  1. Cheaper To Fix Bugs:  Most software has bugs.  From the business perspective, the questions are:  which bugs do you know about, when do you “find” them and how much does it cost to fix them?  As it turns out, when you find them and how much it costs to fix them are highly correlated.  Lets take an example.  From my prior (real-world) example, lets say a programmer inadvertently makes a code change and checks it in.  The code has a bug.  In the old way we used to operate, it often be days, weeks or months before that big got caught (based on what part of the product the code was in, whether it was caught internally, or made it out into the “wild” to be found by customers).  The more time that elapsed from the when the code actually changed, to when the bug was actually found, the more expensive the bug became to find and fix.  We’re talking major (orders of magnitude) increase in costs.  Now, in the new world (where we had automated tests running every night), this bug may be caught by the automated test scripts.  If so, the very next morning we would know there was a problem and we could go fix it. The reason it was so must cheaper to find and fix the bug was because the “surface area” of change was so small.  A limited number of things got changed in the prior 24 hours (since the last test), so the bug could more easily be discovered.  I cannot emphasize enough how much money you can save by catching bugs within hours (instead of days) of the bug being introduced.

  1. Freedom To Change:  As software systems get bigger, it becomes harder and harder to make changes without breaking things.  Development teams do what they can to refactor the ugly bits of code as they can (and as time allows), but even then, a sufficiently large-scale codebase that has been around for a while will almost always have “corners” of it that nobody wants to touch (but are important).  The business risk to this situation is that you may find yourself in a situation where customers are asking for things or the market shifts in some way that causes the need for change (this should not come as a surprise).  If the programmers are fearful of changing core parts of the system for fear that they’ll break something, you’ve got a problem.  If you’ve got a large battery of automated test scripts, it frees the programmers to do lots of cool things.  They can refactor the code (the automated testing is a “safety net”), they can add/change features, etc. with a lot less loss of sleep.  What you will find, by investing in automated testing is that your organization actually moves faster than it did before.  You can respond to market change quicker, you roll out features quicker and you have a stronger  company.

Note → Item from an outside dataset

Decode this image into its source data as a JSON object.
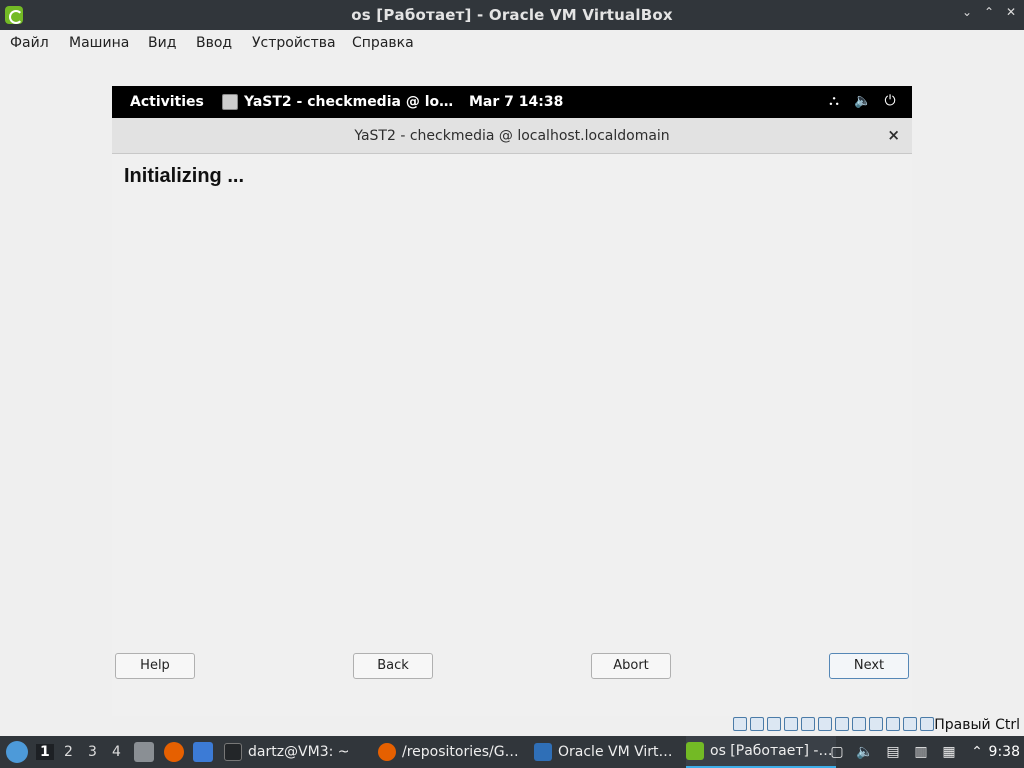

  1. Clients Are Happier:  At Pyramid, we had quarterly meetings with our clients (and an annual conference where a bunch of clients got together).  At each of these, one of the key metrics we shared was how large our automated tests were.  This gave clients some comfort.  This comfort translated into a higher likelihood that they would install newer versions of the software (when the became available).  Since we were in the high-end, enterprise software space, this was a big deal.  If we could get 20% more of our customers to move to Version 5 of our software (instead of staying stuck on Version 4), we had advantage.  Less support costs and higher retention rates.


I like to think of technology strategy in the form of technology debt (take short cuts now, but payback comes later – with interest).  Read “Short-Cuts Are Not Free” if you’re curious about this.  Similar to financial debt, this is often necessary (as is technology debt) but it has a cost.  The reverse of this is Technology Investment (in the classic sense).  This too has an interest rate – the rate you get “paid” (i.e. ROI) on that investment.  I think investment in automated testing is one of the best interest rates you can find.  The payback period is a little longer, but it is worth it.  If you have competition (which you likely will), you will find that having a strong investment in automated testing will give you advantage.  You’ll add features quicker, fix bugs cheaper and ship better software.

Of course, as is always the case, situations vary.  Pyramid was in a different market than my current startup HubSpot – but I’m still passionate about automated testing.  Will continue to share experiences as I progress.